Without The Environmental Species Act, We May Soon Lose These 6 SpeciesMatthew Russell
The Endangered Species Act has kept the most precious and threatened wildlife in North America protected since 1973, but that’s all about to change.
“Nothing is more priceless and more worthy of preservation than the rich array of animal life with which our country has been blessed,” said then-President Richard Nixon at the signing of the act.
Four and a half decades later, a majority of congress, led by the Trump Administration, have not only put a price on that life, they’ve discounted it, drastically.
According to the New Yorker, the proposed changes will pave the way for road, oil pipelines, and mines to be built in the habitats of some of our country’s most endangered species. No longer will those animals be protected, “without reference to possible economic or other impacts.” Leading Republicans intend to strike that from the record, completely.
As for threatened species, those slightly less at risk, their protections may be removed completely. According to the Guardian, action would only be taken “if future threats and species’ responses to those threats were deemed probable.” That means species like arctic ringed seals, added to the protected list under the Obama administration due to impeding threats from climate change, would no longer be considered when new developments are built near, or in, their habitat.
Without the protection of the ESA, several species in North America may soon find themselves being ushered toward extinction.
Here are the six we need to be most concerned with:
6. Sage Grouse
Oil developments have been expanding into previously protected Sage Grouse territory since 2017. In June of that year, Interior Secretary Ryan Zinke said Obama-era Sage Grouse protections needed to be trimmed back, to “protect sage grouse and its habitat while also ensuring conservation efforts do not impede local economic opportunities.”
According to Reuters, it took no shortage of time and legislature to put the previous protection in place, and rolling them back deals a serious blow to the species.
“Habitat fragmentation and degradation have led to plummeting populations across their range,” Environment Law at Harvard maintains. “A conservation and habitat management plan was crafted with cooperation from Western states governors, public land users, and environmental groups as a compromise to prevent listing the birds under the Endangered Species Act. If the plan is repealed, states will no longer be required to follow the conservation plan.
5. Delta Smelt
The Delta Smelt, once plentiful in the Sacramento-San Joaquin Delta, has been listed as a threatened species for over a decade.
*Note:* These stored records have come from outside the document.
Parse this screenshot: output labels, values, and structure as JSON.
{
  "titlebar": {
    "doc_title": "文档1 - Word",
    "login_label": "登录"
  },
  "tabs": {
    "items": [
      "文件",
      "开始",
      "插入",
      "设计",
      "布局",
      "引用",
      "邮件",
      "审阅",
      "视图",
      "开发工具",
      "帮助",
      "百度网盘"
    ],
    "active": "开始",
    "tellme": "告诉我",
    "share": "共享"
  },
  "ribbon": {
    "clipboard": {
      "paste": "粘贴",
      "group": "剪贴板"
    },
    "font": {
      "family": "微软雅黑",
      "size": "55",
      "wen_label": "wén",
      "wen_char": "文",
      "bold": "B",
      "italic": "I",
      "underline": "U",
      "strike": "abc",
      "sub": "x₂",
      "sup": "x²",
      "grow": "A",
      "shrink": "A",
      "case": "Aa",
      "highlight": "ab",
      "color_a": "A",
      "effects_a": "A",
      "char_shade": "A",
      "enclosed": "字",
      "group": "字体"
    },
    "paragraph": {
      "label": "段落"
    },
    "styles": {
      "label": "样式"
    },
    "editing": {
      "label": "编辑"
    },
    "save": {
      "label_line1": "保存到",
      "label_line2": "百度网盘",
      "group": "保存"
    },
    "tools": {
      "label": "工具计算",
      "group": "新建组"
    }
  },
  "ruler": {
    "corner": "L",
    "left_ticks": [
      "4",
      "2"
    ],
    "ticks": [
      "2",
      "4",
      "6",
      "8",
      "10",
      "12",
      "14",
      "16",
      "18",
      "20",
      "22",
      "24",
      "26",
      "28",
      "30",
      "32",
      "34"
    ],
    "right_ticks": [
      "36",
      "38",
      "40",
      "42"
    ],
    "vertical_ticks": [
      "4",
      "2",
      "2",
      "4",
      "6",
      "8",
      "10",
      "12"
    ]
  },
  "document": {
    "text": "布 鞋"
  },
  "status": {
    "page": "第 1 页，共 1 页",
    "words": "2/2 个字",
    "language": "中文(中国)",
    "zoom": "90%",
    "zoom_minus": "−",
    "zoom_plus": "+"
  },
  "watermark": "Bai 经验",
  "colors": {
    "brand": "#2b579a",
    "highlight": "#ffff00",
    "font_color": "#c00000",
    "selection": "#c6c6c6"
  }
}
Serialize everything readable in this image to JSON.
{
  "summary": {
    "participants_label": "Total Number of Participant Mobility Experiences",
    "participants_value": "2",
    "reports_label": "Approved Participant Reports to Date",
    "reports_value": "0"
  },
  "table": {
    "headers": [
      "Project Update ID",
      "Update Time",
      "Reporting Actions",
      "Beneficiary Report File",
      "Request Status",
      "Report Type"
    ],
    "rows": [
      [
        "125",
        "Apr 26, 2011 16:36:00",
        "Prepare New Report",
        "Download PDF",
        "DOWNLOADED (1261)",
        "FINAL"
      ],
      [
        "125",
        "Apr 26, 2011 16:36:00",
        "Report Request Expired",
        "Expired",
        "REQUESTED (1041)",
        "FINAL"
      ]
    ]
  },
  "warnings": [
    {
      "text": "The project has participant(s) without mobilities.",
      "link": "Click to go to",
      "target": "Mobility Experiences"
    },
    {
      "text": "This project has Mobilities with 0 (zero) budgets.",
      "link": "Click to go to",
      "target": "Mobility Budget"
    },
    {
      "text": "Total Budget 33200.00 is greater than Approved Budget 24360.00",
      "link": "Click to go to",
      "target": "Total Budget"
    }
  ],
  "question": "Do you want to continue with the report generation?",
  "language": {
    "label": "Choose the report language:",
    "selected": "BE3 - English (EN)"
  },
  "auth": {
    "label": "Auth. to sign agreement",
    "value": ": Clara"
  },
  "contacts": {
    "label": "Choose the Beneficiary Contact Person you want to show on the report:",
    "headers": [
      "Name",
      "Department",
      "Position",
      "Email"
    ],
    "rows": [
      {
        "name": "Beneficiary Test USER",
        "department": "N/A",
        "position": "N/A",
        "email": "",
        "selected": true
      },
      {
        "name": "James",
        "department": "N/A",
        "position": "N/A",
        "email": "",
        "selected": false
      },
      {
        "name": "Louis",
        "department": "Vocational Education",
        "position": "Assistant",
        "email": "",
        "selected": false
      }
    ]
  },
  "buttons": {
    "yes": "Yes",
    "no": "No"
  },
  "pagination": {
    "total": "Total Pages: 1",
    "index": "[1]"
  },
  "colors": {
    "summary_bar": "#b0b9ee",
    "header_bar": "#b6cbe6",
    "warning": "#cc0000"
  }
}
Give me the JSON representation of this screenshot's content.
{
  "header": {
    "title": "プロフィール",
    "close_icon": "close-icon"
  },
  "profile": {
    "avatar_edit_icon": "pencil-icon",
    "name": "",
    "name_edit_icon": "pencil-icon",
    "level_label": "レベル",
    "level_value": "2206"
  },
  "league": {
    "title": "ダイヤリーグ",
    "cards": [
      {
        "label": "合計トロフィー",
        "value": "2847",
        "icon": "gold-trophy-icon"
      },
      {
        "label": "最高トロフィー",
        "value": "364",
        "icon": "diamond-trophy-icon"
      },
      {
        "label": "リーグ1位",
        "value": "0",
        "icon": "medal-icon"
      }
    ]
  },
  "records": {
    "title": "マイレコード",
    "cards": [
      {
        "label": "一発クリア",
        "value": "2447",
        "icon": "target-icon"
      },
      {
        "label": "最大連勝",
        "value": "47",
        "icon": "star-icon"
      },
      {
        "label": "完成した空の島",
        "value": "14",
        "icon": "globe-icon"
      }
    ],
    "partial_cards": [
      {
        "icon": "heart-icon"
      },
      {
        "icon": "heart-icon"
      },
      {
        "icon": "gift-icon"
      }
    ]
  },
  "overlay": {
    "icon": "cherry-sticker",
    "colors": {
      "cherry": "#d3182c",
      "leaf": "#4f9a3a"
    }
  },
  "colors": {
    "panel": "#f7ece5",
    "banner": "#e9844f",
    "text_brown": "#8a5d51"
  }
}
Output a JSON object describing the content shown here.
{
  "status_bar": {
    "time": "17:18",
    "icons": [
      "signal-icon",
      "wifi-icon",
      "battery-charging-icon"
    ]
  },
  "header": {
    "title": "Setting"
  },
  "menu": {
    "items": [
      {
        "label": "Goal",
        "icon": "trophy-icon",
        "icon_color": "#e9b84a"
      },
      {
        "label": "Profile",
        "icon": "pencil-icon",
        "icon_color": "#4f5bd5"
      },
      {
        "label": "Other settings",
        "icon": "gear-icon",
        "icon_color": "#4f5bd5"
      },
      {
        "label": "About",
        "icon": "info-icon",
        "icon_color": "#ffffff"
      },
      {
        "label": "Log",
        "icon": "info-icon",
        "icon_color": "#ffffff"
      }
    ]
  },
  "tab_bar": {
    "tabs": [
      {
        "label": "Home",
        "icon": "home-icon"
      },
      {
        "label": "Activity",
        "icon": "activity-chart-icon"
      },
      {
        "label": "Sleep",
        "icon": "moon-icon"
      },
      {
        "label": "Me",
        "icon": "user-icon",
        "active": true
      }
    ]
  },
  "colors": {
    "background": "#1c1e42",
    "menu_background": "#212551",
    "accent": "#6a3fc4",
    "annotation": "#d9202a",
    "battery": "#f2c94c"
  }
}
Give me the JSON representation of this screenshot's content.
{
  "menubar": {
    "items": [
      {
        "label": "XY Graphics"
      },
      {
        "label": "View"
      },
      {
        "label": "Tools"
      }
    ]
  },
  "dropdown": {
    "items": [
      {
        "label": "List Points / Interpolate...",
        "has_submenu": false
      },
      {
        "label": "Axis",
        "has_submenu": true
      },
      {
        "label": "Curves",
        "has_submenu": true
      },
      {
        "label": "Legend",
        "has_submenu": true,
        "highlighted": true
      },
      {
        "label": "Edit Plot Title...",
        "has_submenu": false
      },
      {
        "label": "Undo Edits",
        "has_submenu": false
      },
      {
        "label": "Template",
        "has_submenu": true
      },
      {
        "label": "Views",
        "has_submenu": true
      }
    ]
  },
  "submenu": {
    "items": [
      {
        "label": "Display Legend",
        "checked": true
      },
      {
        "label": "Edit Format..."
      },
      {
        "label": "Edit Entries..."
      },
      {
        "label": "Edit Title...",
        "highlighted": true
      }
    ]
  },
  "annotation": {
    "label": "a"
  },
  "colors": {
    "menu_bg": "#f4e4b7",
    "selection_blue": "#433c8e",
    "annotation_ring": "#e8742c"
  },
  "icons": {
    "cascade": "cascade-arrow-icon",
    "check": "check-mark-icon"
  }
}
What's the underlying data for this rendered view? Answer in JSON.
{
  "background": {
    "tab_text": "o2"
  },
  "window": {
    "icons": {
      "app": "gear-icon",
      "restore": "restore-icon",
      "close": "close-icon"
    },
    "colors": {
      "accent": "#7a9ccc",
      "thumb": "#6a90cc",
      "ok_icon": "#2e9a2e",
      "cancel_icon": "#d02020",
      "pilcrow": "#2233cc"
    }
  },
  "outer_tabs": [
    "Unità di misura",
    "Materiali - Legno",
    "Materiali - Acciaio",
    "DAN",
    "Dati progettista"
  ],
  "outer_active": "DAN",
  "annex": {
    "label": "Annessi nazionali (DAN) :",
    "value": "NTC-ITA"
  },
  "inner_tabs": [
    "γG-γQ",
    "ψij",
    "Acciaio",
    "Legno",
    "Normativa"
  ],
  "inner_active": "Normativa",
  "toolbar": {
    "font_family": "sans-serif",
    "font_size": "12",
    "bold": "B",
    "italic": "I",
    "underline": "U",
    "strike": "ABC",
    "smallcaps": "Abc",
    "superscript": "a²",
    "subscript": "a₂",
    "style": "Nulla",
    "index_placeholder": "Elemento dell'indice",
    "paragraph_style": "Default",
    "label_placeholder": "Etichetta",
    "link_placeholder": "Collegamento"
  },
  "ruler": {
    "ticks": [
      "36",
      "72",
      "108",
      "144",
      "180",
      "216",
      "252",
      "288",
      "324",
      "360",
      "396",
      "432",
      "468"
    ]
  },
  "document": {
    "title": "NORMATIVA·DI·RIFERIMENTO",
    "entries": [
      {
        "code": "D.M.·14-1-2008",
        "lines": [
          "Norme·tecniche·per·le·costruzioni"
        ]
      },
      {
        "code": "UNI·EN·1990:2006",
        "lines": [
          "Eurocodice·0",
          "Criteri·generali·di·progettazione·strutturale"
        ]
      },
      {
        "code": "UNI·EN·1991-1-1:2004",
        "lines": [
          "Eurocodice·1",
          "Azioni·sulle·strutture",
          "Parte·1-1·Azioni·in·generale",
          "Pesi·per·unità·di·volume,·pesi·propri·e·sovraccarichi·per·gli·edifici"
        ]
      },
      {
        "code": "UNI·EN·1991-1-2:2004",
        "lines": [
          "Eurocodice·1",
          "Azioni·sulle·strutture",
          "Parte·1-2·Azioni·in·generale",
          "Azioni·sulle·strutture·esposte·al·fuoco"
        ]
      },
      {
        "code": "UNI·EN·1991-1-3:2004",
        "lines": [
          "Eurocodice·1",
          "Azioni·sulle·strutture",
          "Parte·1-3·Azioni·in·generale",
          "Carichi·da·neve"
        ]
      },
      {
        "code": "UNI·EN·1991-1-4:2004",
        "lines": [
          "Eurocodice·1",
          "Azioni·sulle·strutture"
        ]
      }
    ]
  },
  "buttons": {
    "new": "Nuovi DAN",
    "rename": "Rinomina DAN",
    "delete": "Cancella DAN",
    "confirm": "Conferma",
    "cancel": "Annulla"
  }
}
In 2009, its status in California was upgraded from threatened to endangered.
According to Undark, only a half dozen Delta Smelt remained, just 6 years later.
The fish has made a meager comeback, now numbering near 48,000 in the wild, though that population is expected to take a big hit as the ESA’s gutting makes way for development along the riverside.
The Delta Smelt could be the first fish on the list of threatened animals to go extinct after the proposed changes take place.
“If we’re going to save the Delta smelt,” Peter Moyle, associate director of the Center for Watershed Sciences at University of California, Davis, told Undark. “It has to be in the context of a totally different ecosystem than the one it evolved in.”